===== Task material

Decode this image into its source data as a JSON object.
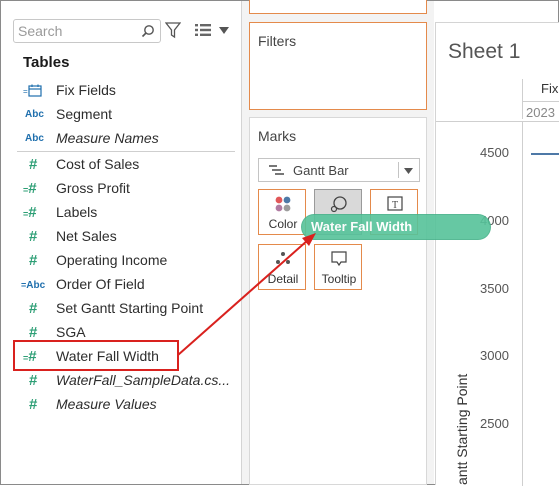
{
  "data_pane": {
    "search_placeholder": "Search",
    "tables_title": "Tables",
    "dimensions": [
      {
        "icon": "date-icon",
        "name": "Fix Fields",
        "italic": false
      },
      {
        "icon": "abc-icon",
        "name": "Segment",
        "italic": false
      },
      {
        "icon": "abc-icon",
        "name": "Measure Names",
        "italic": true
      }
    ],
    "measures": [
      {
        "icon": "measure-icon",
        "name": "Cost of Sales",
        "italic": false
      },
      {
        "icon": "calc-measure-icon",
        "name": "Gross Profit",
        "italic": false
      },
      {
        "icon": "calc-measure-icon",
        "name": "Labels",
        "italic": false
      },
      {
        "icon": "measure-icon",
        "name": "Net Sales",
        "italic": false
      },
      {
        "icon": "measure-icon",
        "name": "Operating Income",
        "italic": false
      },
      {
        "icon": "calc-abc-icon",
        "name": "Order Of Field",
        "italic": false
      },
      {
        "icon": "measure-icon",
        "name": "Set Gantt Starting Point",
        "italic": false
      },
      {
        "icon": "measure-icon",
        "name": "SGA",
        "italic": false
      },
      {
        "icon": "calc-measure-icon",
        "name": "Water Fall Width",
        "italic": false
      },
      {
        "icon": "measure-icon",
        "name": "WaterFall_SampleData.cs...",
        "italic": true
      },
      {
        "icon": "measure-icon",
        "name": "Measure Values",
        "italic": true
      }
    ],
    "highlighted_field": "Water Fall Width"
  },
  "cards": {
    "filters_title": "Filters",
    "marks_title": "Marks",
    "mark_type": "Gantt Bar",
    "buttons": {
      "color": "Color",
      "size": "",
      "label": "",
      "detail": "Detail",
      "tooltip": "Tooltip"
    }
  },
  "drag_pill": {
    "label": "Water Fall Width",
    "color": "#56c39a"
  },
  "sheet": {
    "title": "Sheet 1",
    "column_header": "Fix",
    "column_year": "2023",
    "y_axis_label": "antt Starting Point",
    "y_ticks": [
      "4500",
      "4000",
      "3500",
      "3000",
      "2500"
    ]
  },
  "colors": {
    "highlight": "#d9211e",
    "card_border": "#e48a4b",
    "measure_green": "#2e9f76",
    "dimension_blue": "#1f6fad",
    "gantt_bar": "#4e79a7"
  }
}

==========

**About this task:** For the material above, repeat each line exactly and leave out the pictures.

**Result for this task:**
Decode this image into its source data as a JSON object.
{
  "data_pane": {
    "search_placeholder": "Search",
    "tables_title": "Tables",
    "dimensions": [
      {
        "icon": "date-icon",
        "name": "Fix Fields",
        "italic": false
      },
      {
        "icon": "abc-icon",
        "name": "Segment",
        "italic": false
      },
      {
        "icon": "abc-icon",
        "name": "Measure Names",
        "italic": true
      }
    ],
    "measures": [
      {
        "icon": "measure-icon",
        "name": "Cost of Sales",
        "italic": false
      },
      {
        "icon": "calc-measure-icon",
        "name": "Gross Profit",
        "italic": false
      },
      {
        "icon": "calc-measure-icon",
        "name": "Labels",
        "italic": false
      },
      {
        "icon": "measure-icon",
        "name": "Net Sales",
        "italic": false
      },
      {
        "icon": "measure-icon",
        "name": "Operating Income",
        "italic": false
      },
      {
        "icon": "calc-abc-icon",
        "name": "Order Of Field",
        "italic": false
      },
      {
        "icon": "measure-icon",
        "name": "Set Gantt Starting Point",
        "italic": false
      },
      {
        "icon": "measure-icon",
        "name": "SGA",
        "italic": false
      },
      {
        "icon": "calc-measure-icon",
        "name": "Water Fall Width",
        "italic": false
      },
      {
        "icon": "measure-icon",
        "name": "WaterFall_SampleData.cs...",
        "italic": true
      },
      {
        "icon": "measure-icon",
        "name": "Measure Values",
        "italic": true
      }
    ],
    "highlighted_field": "Water Fall Width"
  },
  "cards": {
    "filters_title": "Filters",
    "marks_title": "Marks",
    "mark_type": "Gantt Bar",
    "buttons": {
      "color": "Color",
      "size": "",
      "label": "",
      "detail": "Detail",
      "tooltip": "Tooltip"
    }
  },
  "drag_pill": {
    "label": "Water Fall Width",
    "color": "#56c39a"
  },
  "sheet": {
    "title": "Sheet 1",
    "column_header": "Fix",
    "column_year": "2023",
    "y_axis_label": "antt Starting Point",
    "y_ticks": [
      "4500",
      "4000",
      "3500",
      "3000",
      "2500"
    ]
  },
  "colors": {
    "highlight": "#d9211e",
    "card_border": "#e48a4b",
    "measure_green": "#2e9f76",
    "dimension_blue": "#1f6fad",
    "gantt_bar": "#4e79a7"
  }
}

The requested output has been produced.